That decision should have been to keep going with the expectation of finding a safe harbour further on.

But the howls of protest from below pushed caution aside and I rounded up, reduced sail and tried to judge the waves as they broke across the harbour mouth.

With the boat stalled, I was able to pick my moment to power across the seas and into the harbour.

OK, so I made it that time, but in retrospect was it wise? What would have happened had I mistimed the run in?

Brian Black

Setting up an anchor watch

yachts moored at an caribbean anchorage

In a crowded anchorage, you may need to keep watch overnight to avoid collision

Don’t forget that collisions can still happen when you’re anchored, especially at night, in inclement weather and crowded anchorages.

Polly Philipson

Polly Philipson is the digital marketing manager for Grenada Bluewater Sailing and has experience in the sailing industry

For a crew of four, a three to four-hour watch rotation works well. Before the watch starts check the forecast hasn’t changed significantly and work out tide times and heights.

You’re more likely to drag anchor at HW and the turn of the tide. At low water there’s more chain on the seabed, offering more security.

Just in case you need to ditch your anchor during the night, thread a long line attached to a fender through the last link.

This will allow you to retrieve it later.

Next, agree and set the scope of the anchor, establish your transits and set your anchor alarm. Brief the crew at what point they should wake the skipper – for example, if the anchor moves a certain distance, the anchor alarm sounds or your transits do not align.

Before the crew turn in for the night, prepare some snacks and a flask of boiling water for hot drinks so those sleeping won’t be woken by noises in the galley.

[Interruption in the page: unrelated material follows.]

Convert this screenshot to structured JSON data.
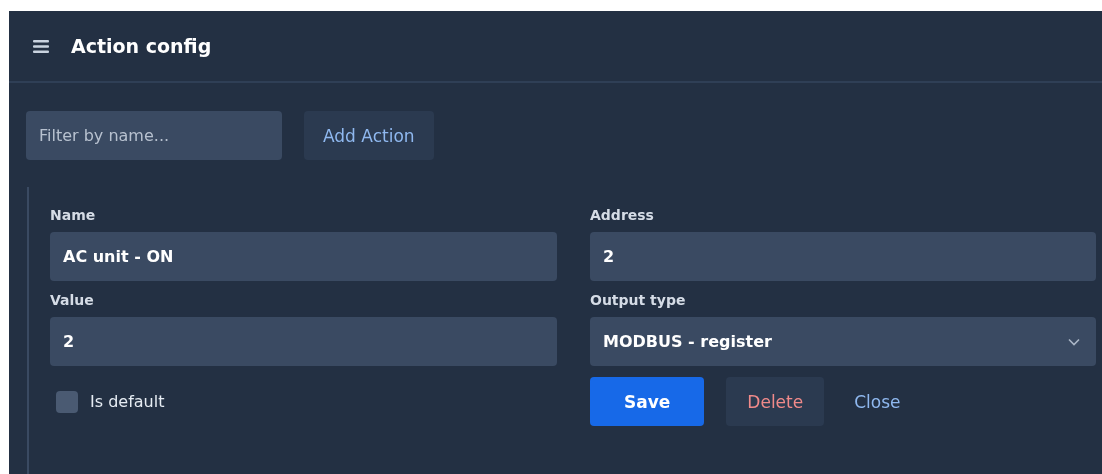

Finally, if you’re on watch, wear your lifejacket with PLB and harness attached and set a quiet alarm every 15 to 30 minutes in case you fall asleep

Polly Philipson